▶ Exercise objective: In the entries that follow, find every line containing "icon" and copy it.

Interface dataset entries

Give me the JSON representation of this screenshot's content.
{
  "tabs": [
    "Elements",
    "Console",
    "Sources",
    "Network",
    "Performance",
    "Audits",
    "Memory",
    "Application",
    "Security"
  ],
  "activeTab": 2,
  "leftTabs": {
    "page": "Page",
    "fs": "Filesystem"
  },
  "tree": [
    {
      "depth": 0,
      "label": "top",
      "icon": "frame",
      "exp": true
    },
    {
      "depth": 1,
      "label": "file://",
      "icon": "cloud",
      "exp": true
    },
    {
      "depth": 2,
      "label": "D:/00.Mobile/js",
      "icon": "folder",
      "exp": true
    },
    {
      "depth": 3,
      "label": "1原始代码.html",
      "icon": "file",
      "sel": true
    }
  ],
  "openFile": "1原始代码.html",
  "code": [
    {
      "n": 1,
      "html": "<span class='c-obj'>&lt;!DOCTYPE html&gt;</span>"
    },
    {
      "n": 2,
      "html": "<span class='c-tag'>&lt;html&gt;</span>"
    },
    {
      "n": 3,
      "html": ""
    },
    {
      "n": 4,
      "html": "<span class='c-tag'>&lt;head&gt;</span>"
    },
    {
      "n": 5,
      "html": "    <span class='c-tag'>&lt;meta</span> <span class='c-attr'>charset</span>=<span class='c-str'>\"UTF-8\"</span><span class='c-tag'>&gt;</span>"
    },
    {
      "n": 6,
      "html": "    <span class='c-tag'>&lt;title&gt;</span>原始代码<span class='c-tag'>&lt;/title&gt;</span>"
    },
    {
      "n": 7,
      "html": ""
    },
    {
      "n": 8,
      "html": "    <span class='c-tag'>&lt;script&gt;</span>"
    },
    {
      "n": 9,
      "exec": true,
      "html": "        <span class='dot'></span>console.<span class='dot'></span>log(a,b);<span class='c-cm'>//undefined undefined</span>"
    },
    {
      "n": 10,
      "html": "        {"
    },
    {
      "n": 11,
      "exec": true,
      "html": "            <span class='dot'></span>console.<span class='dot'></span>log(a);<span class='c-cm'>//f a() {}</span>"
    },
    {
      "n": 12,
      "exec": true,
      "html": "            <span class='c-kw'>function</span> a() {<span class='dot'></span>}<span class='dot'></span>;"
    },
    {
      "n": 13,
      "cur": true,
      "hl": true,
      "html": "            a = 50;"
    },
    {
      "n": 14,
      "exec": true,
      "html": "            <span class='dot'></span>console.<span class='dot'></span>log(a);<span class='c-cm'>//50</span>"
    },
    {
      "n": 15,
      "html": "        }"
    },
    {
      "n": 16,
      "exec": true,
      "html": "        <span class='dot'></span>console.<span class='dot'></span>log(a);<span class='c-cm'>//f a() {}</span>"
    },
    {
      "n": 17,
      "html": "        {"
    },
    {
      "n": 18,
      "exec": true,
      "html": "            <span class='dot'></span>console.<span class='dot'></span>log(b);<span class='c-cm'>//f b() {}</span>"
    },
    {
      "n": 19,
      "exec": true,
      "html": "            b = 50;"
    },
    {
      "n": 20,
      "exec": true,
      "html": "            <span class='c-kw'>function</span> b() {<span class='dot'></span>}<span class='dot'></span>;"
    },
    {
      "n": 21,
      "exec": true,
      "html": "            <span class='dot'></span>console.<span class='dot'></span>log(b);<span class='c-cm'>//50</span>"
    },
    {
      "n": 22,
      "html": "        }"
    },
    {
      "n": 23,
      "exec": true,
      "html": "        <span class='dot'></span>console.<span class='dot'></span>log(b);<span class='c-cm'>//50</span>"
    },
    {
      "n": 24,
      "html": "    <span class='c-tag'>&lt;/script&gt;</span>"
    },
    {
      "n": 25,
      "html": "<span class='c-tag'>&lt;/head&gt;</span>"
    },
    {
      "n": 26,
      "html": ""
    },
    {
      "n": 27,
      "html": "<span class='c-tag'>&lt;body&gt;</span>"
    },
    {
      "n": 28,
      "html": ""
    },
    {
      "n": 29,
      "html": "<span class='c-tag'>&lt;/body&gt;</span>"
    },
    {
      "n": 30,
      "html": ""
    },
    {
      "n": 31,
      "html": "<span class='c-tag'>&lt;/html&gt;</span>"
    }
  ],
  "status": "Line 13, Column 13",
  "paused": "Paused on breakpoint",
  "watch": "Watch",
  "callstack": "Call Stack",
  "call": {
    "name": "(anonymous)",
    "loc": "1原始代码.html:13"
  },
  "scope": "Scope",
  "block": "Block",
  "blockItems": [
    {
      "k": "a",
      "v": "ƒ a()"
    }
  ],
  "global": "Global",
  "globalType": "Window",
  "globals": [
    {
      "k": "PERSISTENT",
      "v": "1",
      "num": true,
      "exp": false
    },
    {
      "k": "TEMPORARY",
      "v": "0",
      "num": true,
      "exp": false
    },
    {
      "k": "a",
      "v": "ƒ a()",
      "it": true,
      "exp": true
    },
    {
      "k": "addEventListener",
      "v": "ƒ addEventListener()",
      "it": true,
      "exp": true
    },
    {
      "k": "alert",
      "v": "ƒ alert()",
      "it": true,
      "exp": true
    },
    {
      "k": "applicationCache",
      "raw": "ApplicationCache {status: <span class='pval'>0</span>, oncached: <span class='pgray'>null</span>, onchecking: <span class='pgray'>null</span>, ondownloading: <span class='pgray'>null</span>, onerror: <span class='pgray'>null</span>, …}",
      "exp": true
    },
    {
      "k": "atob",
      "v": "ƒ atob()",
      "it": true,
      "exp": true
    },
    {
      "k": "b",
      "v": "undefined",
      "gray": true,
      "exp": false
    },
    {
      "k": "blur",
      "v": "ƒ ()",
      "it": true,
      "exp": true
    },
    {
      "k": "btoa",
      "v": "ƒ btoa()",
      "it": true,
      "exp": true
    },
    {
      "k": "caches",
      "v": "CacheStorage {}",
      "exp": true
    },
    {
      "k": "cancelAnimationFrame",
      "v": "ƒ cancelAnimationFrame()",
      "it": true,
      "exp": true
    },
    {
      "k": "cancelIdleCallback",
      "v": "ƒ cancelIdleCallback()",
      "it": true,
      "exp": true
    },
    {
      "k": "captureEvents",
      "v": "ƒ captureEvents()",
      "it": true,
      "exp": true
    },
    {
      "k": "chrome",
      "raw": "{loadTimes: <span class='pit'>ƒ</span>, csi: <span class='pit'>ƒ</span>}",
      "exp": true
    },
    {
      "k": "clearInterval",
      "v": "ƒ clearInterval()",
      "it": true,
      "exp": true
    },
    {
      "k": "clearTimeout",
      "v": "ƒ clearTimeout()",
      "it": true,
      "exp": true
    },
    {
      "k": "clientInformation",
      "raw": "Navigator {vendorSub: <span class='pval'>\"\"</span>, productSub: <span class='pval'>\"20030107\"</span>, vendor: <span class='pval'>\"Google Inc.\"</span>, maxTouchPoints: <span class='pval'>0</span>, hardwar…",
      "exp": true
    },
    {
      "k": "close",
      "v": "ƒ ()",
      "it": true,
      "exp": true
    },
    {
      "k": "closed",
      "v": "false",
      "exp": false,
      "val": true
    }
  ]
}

▶ Expected answer:
      "icon": "frame",
      "icon": "cloud",
      "icon": "folder",
      "icon": "file",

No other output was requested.